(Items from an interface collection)

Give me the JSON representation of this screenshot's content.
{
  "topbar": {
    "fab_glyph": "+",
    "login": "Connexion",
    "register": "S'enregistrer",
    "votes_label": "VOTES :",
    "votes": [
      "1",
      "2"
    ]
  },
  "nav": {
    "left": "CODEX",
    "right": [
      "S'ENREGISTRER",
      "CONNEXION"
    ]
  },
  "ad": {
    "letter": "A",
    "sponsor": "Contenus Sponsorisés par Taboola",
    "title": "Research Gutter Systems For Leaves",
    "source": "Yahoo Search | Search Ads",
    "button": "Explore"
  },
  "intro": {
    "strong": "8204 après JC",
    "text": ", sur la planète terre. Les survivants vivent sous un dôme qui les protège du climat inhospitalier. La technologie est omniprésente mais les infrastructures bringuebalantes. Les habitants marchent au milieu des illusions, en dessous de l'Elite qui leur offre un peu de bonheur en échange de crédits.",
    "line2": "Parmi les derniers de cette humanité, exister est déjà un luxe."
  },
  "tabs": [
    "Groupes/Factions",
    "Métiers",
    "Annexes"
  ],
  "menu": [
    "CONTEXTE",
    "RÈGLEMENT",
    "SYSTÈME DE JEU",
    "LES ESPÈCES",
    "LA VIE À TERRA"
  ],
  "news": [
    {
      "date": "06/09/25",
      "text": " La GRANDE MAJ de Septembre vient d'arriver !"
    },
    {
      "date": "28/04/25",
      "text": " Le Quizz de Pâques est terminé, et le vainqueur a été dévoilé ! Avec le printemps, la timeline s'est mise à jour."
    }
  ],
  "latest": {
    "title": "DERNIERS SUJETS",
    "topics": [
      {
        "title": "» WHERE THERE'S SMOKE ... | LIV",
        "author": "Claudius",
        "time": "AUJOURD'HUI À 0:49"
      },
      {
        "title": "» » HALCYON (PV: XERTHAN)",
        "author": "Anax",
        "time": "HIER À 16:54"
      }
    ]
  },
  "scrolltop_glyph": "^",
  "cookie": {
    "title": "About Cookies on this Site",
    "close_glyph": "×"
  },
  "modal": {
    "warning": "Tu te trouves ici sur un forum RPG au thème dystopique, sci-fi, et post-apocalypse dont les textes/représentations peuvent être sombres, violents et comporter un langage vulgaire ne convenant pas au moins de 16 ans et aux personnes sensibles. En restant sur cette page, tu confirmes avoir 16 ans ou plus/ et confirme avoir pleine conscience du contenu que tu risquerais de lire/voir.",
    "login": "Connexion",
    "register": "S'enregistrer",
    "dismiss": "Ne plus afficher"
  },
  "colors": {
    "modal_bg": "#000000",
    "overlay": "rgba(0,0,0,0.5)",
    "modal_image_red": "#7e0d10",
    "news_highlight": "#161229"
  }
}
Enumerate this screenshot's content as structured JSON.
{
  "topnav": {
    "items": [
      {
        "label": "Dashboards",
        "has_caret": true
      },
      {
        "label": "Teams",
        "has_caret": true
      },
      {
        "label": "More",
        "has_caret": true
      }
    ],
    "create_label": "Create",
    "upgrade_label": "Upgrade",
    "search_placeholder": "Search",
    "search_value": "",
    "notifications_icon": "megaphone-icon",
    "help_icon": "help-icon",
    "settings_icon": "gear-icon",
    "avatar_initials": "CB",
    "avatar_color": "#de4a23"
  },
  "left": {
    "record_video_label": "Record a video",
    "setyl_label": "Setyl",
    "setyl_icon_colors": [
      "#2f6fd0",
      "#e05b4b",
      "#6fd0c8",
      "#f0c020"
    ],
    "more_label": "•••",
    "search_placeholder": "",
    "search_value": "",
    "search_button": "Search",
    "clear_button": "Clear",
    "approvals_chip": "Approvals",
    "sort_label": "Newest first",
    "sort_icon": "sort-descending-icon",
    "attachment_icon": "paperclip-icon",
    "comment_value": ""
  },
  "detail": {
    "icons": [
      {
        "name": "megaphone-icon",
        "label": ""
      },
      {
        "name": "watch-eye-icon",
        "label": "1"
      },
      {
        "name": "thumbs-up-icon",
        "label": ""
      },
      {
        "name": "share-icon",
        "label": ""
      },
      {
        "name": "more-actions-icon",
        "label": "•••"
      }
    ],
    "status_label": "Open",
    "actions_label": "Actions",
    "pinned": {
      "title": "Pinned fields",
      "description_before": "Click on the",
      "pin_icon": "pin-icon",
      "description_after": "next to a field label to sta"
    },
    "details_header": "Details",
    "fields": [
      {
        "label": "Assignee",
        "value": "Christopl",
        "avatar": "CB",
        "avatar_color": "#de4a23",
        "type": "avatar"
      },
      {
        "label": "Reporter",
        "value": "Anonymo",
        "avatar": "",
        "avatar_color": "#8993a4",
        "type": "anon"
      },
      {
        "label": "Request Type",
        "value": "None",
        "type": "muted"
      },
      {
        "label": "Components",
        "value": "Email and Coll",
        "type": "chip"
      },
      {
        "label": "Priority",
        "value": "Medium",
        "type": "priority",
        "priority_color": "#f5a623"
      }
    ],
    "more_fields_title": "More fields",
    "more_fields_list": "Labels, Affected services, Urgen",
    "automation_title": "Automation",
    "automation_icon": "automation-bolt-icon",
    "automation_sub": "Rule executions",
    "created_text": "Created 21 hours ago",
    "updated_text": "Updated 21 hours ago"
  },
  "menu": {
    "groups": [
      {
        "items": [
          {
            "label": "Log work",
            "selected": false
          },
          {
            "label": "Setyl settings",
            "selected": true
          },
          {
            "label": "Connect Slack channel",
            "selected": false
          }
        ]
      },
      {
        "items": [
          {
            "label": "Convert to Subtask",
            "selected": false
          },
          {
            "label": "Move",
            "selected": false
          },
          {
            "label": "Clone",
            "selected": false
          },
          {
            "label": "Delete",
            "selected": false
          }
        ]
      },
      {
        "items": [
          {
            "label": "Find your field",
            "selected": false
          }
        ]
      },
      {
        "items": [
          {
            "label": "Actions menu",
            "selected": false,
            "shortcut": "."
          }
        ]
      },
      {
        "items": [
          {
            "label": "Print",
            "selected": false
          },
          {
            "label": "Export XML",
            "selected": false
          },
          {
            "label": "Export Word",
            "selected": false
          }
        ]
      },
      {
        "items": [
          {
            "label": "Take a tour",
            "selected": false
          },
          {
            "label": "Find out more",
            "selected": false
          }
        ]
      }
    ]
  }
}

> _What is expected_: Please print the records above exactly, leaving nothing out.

> _Result below_:
Give me the JSON representation of this screenshot's content.
{
  "topbar": {
    "fab_glyph": "+",
    "login": "Connexion",
    "register": "S'enregistrer",
    "votes_label": "VOTES :",
    "votes": [
      "1",
      "2"
    ]
  },
  "nav": {
    "left": "CODEX",
    "right": [
      "S'ENREGISTRER",
      "CONNEXION"
    ]
  },
  "ad": {
    "letter": "A",
    "sponsor": "Contenus Sponsorisés par Taboola",
    "title": "Research Gutter Systems For Leaves",
    "source": "Yahoo Search | Search Ads",
    "button": "Explore"
  },
  "intro": {
    "strong": "8204 après JC",
    "text": ", sur la planète terre. Les survivants vivent sous un dôme qui les protège du climat inhospitalier. La technologie est omniprésente mais les infrastructures bringuebalantes. Les habitants marchent au milieu des illusions, en dessous de l'Elite qui leur offre un peu de bonheur en échange de crédits.",
    "line2": "Parmi les derniers de cette humanité, exister est déjà un luxe."
  },
  "tabs": [
    "Groupes/Factions",
    "Métiers",
    "Annexes"
  ],
  "menu": [
    "CONTEXTE",
    "RÈGLEMENT",
    "SYSTÈME DE JEU",
    "LES ESPÈCES",
    "LA VIE À TERRA"
  ],
  "news": [
    {
      "date": "06/09/25",
      "text": " La GRANDE MAJ de Septembre vient d'arriver !"
    },
    {
      "date": "28/04/25",
      "text": " Le Quizz de Pâques est terminé, et le vainqueur a été dévoilé ! Avec le printemps, la timeline s'est mise à jour."
    }
  ],
  "latest": {
    "title": "DERNIERS SUJETS",
    "topics": [
      {
        "title": "» WHERE THERE'S SMOKE ... | LIV",
        "author": "Claudius",
        "time": "AUJOURD'HUI À 0:49"
      },
      {
        "title": "» » HALCYON (PV: XERTHAN)",
        "author": "Anax",
        "time": "HIER À 16:54"
      }
    ]
  },
  "scrolltop_glyph": "^",
  "cookie": {
    "title": "About Cookies on this Site",
    "close_glyph": "×"
  },
  "modal": {
    "warning": "Tu te trouves ici sur un forum RPG au thème dystopique, sci-fi, et post-apocalypse dont les textes/représentations peuvent être sombres, violents et comporter un langage vulgaire ne convenant pas au moins de 16 ans et aux personnes sensibles. En restant sur cette page, tu confirmes avoir 16 ans ou plus/ et confirme avoir pleine conscience du contenu que tu risquerais de lire/voir.",
    "login": "Connexion",
    "register": "S'enregistrer",
    "dismiss": "Ne plus afficher"
  },
  "colors": {
    "modal_bg": "#000000",
    "overlay": "rgba(0,0,0,0.5)",
    "modal_image_red": "#7e0d10",
    "news_highlight": "#161229"
  }
}
Enumerate this screenshot's content as structured JSON.
{
  "topnav": {
    "items": [
      {
        "label": "Dashboards",
        "has_caret": true
      },
      {
        "label": "Teams",
        "has_caret": true
      },
      {
        "label": "More",
        "has_caret": true
      }
    ],
    "create_label": "Create",
    "upgrade_label": "Upgrade",
    "search_placeholder": "Search",
    "search_value": "",
    "notifications_icon": "megaphone-icon",
    "help_icon": "help-icon",
    "settings_icon": "gear-icon",
    "avatar_initials": "CB",
    "avatar_color": "#de4a23"
  },
  "left": {
    "record_video_label": "Record a video",
    "setyl_label": "Setyl",
    "setyl_icon_colors": [
      "#2f6fd0",
      "#e05b4b",
      "#6fd0c8",
      "#f0c020"
    ],
    "more_label": "•••",
    "search_placeholder": "",
    "search_value": "",
    "search_button": "Search",
    "clear_button": "Clear",
    "approvals_chip": "Approvals",
    "sort_label": "Newest first",
    "sort_icon": "sort-descending-icon",
    "attachment_icon": "paperclip-icon",
    "comment_value": ""
  },
  "detail": {
    "icons": [
      {
        "name": "megaphone-icon",
        "label": ""
      },
      {
        "name": "watch-eye-icon",
        "label": "1"
      },
      {
        "name": "thumbs-up-icon",
        "label": ""
      },
      {
        "name": "share-icon",
        "label": ""
      },
      {
        "name": "more-actions-icon",
        "label": "•••"
      }
    ],
    "status_label": "Open",
    "actions_label": "Actions",
    "pinned": {
      "title": "Pinned fields",
      "description_before": "Click on the",
      "pin_icon": "pin-icon",
      "description_after": "next to a field label to sta"
    },
    "details_header": "Details",
    "fields": [
      {
        "label": "Assignee",
        "value": "Christopl",
        "avatar": "CB",
        "avatar_color": "#de4a23",
        "type": "avatar"
      },
      {
        "label": "Reporter",
        "value": "Anonymo",
        "avatar": "",
        "avatar_color": "#8993a4",
        "type": "anon"
      },
      {
        "label": "Request Type",
        "value": "None",
        "type": "muted"
      },
      {
        "label": "Components",
        "value": "Email and Coll",
        "type": "chip"
      },
      {
        "label": "Priority",
        "value": "Medium",
        "type": "priority",
        "priority_color": "#f5a623"
      }
    ],
    "more_fields_title": "More fields",
    "more_fields_list": "Labels, Affected services, Urgen",
    "automation_title": "Automation",
    "automation_icon": "automation-bolt-icon",
    "automation_sub": "Rule executions",
    "created_text": "Created 21 hours ago",
    "updated_text": "Updated 21 hours ago"
  },
  "menu": {
    "groups": [
      {
        "items": [
          {
            "label": "Log work",
            "selected": false
          },
          {
            "label": "Setyl settings",
            "selected": true
          },
          {
            "label": "Connect Slack channel",
            "selected": false
          }
        ]
      },
      {
        "items": [
          {
            "label": "Convert to Subtask",
            "selected": false
          },
          {
            "label": "Move",
            "selected": false
          },
          {
            "label": "Clone",
            "selected": false
          },
          {
            "label": "Delete",
            "selected": false
          }
        ]
      },
      {
        "items": [
          {
            "label": "Find your field",
            "selected": false
          }
        ]
      },
      {
        "items": [
          {
            "label": "Actions menu",
            "selected": false,
            "shortcut": "."
          }
        ]
      },
      {
        "items": [
          {
            "label": "Print",
            "selected": false
          },
          {
            "label": "Export XML",
            "selected": false
          },
          {
            "label": "Export Word",
            "selected": false
          }
        ]
      },
      {
        "items": [
          {
            "label": "Take a tour",
            "selected": false
          },
          {
            "label": "Find out more",
            "selected": false
          }
        ]
      }
    ]
  }
}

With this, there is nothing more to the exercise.